What an amazing last few days! I was able to check two items off my Africa checking – listening to “Africa” by Toto in the middle of an African rainstorm, and watching a wild lion while listening to music from Lion King. Two for two! We’re at Ol Pejeta at the moment, a 90,000 acre conservancy outside Nanyuki, Kenya. This place is incredible – we’ve been here two days so far, and already I’ve seen a million Plains zebra, impala, Grant’s gazelles, warthogs and Thompson’s gazelles. I’ve also seen waterbuck, Jackson’s hartebeest, Anubis baboons, eland, oryx, savannah buffalo, white rhinos, black rhinos, silver-backed jackals, 7 lionesses and a cheetah! In two days! Mind blowing.
The lions today were the coolest thing I’ve ever seen. In the morning, Dan found a fresh lion kill – the skeleton of an old female zebra with wet blood on it and fresh lion poop nearby. That in and of itself was pretty amazing. It was neat to see how thoroughly cleaned the bones were in such a short time. Before the blood had had a chance to dry, the lions, jackals and tawny eagles had made short work of everything that wasn’t straight bone. Then this afternoon, I was driving through a local depression with the three students in my group and there were the two lionesses sitting RIGHT NEXT TO THE ROAD. Like literally 3 meters from our car. They were obviously stuffed to the gills – bellies hanging down almost to the ground – and seemed content to just lie under their tree while we took a thousand pictures of them from our minibus. It was incredible to be so close to such a huge, powerful predator. After about 30 minutes of watching them, one of the females stood up, stretched and mosied across the road directly in front of our car. A little while later, the other female stood up and followed her friend to a new resting spot under a fever tree. We continued watching them, and were able to see some incredible. The lionesses stood up and started stalking a warthog!! They were very full, obviously, but they still gave that warthog a bit of a chase! It was amazing to see and we got some incredible pictures.
The course is going well, although I’ve been overwhelmed with how much is going on! We are going all day long and well into the night – field work, lectures, presentations, communal meals, discussion sections…. The fun never stops! It’s been a really great experience to get to work so closely with the students and to share my love and excitement for Africa with them! Much more fun than being the teaching assistant for a standard classroom-based class.

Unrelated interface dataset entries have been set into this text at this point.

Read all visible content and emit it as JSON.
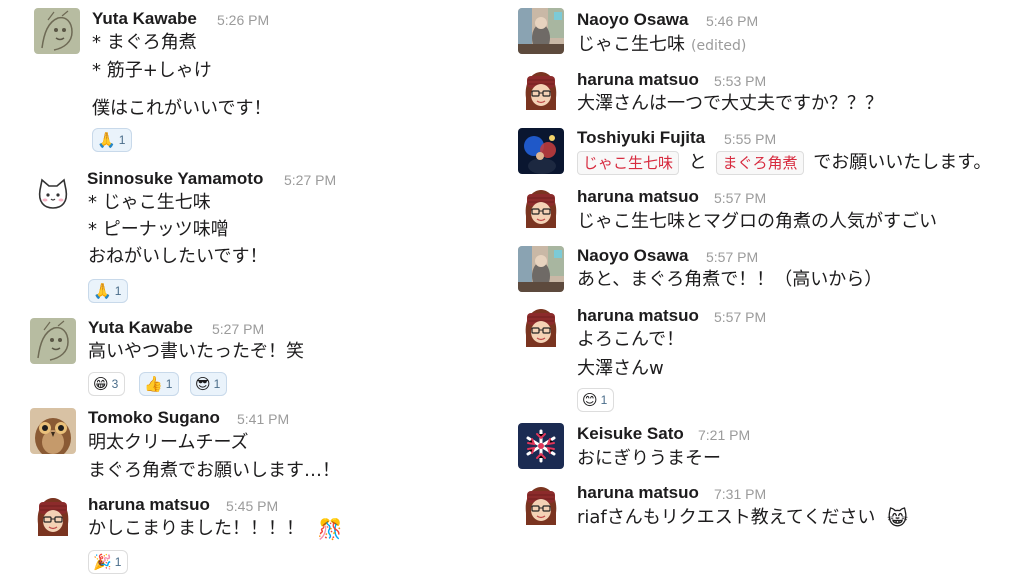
{
  "left": [
    {
      "name": "Yuta Kawabe",
      "time": "5:26 PM",
      "lines": [
        "* まぐろ角煮",
        "* 筋子+しゃけ",
        "僕はこれがいいです！"
      ],
      "reactions": [
        {
          "emoji": "🙏",
          "count": "1",
          "selected": true
        }
      ]
    },
    {
      "name": "Sinnosuke Yamamoto",
      "time": "5:27 PM",
      "lines": [
        "* じゃこ生七味",
        "* ピーナッツ味噌",
        "おねがいしたいです！"
      ],
      "reactions": [
        {
          "emoji": "🙏",
          "count": "1",
          "selected": true
        }
      ]
    },
    {
      "name": "Yuta Kawabe",
      "time": "5:27 PM",
      "lines": [
        "高いやつ書いたったぞ！笑"
      ],
      "reactions": [
        {
          "emoji": "😁",
          "count": "3",
          "selected": false
        },
        {
          "emoji": "👍",
          "count": "1",
          "selected": true
        },
        {
          "emoji": "😎",
          "count": "1",
          "selected": true
        }
      ]
    },
    {
      "name": "Tomoko Sugano",
      "time": "5:41 PM",
      "lines": [
        "明太クリームチーズ",
        "まぐろ角煮でお願いします…！"
      ],
      "reactions": []
    },
    {
      "name": "haruna matsuo",
      "time": "5:45 PM",
      "lines": [
        "かしこまりました！！！！"
      ],
      "inline_emoji": "🎊",
      "reactions": [
        {
          "emoji": "🎉",
          "count": "1",
          "selected": false
        }
      ]
    }
  ],
  "right": [
    {
      "name": "Naoyo Osawa",
      "time": "5:46 PM",
      "lines": [
        "じゃこ生七味"
      ],
      "edited": "(edited)"
    },
    {
      "name": "haruna matsuo",
      "time": "5:53 PM",
      "lines": [
        "大澤さんは一つで大丈夫ですか？？？"
      ]
    },
    {
      "name": "Toshiyuki Fujita",
      "time": "5:55 PM",
      "tag1": "じゃこ生七味",
      "mid": "と",
      "tag2": "まぐろ角煮",
      "tail": "でお願いいたします。"
    },
    {
      "name": "haruna matsuo",
      "time": "5:57 PM",
      "lines": [
        "じゃこ生七味とマグロの角煮の人気がすごい"
      ]
    },
    {
      "name": "Naoyo Osawa",
      "time": "5:57 PM",
      "lines": [
        "あと、まぐろ角煮で！！（高いから）"
      ]
    },
    {
      "name": "haruna matsuo",
      "time": "5:57 PM",
      "lines": [
        "よろこんで！",
        "大澤さんw"
      ],
      "reactions": [
        {
          "emoji": "😊",
          "count": "1",
          "selected": false
        }
      ]
    },
    {
      "name": "Keisuke Sato",
      "time": "7:21 PM",
      "lines": [
        "おにぎりうまそー"
      ]
    },
    {
      "name": "haruna matsuo",
      "time": "7:31 PM",
      "lines": [
        "riafさんもリクエスト教えてください"
      ],
      "inline_emoji": "😸"
    }
  ],
  "icons": {
    "yuta": "sketch-avatar-icon",
    "sinnosuke": "cat-avatar-icon",
    "tomoko": "owl-avatar-icon",
    "haruna": "girl-avatar-icon",
    "naoyo": "photo-avatar-icon",
    "toshiyuki": "night-photo-avatar-icon",
    "keisuke": "snowflake-avatar-icon"
  },
  "colors": {
    "tag_text": "#d72b3f",
    "reaction_selected_bg": "#eaf3fb",
    "timestamp": "#9b9b9b"
  }
}
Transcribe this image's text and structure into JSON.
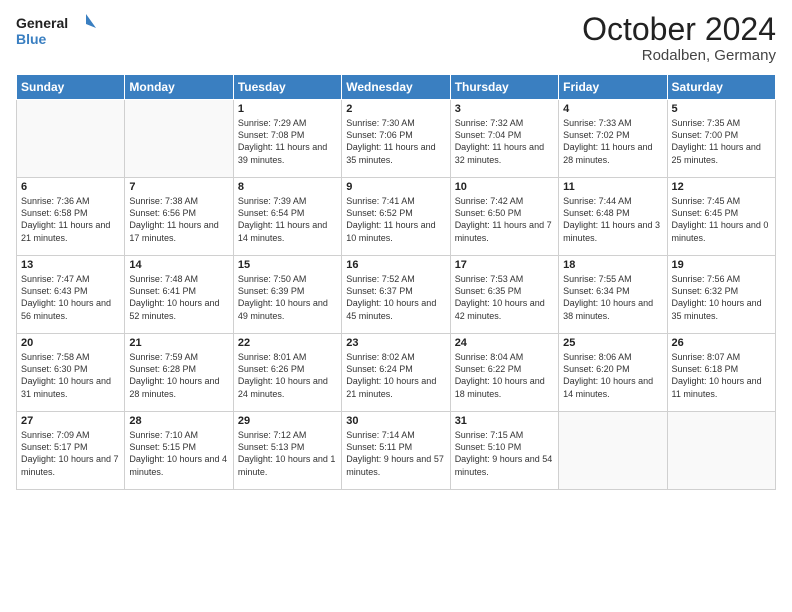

Another day on Ol Pej, another set of animal sightings. Today was exciting for my group. After several days of finding out too late about awesome animal encounters (an oryx chasing a cheetah, a jackal eating at a lion kill, a black rhino interacting with an elephant herd, hyena pups playing, etc etc), we finally had some excitement of our own. We left the research center before the other groups this morning, in the hopes of getting some data before the day heated up. On our way out to look for Thompson’s gazelles and Plains zebra, I spotted a little face by the side of the road – a bat-eared fox!! We stopped to take photos of it, and lo and behold, two MORE bat-ear foxes popped up behind it! They all wrestled together for a minute or two before moving back into the grass away from the road. Very exciting though! Later in the morning, we spotted an ostrich running along with a herd of zebra! This evening we saw 6 more ostriches (5 females and a male) eating, running and fighting. Soooo cool. We also saw a pair of striped hyenas! What a coup for my car of students. And those were just the rare and unusual sightings – we also had close encounters with elephants, giraffes, gazelles and zebra – just another day at Ol Pej. :)
Things are going well and time is flying by. It’s hard to believe that a week from now, the students will be taking their final exam and a week from tomorrow I’ll be flying back to Ethiopia! We are just finishing up our second set of projects – data collection is done and the students are analyzing their data tonight and tomorrow and presenting it to the class and the Ol Pejeta management on Thursday. They’ve also been giving nightly presentations about African mammals around the campfire each night. That’s been particularly fun. The students got to choose their species, so many people have presented on animals they are particularly fascinated by. Although I’ve been living in Africa since last summer, the fauna in my area is pretty limited – it’s really fun to learn more about warthogs, giraffes, buffalo and the other other animals we see out here every day.
Just made it back to Mpala and am getting settled back into my room here. Ol Pej was great! The student presentations were really interesting and we had a nice souvenir shopping stop in Nanyuki on our way home. Now back to the grindstone for a few more days!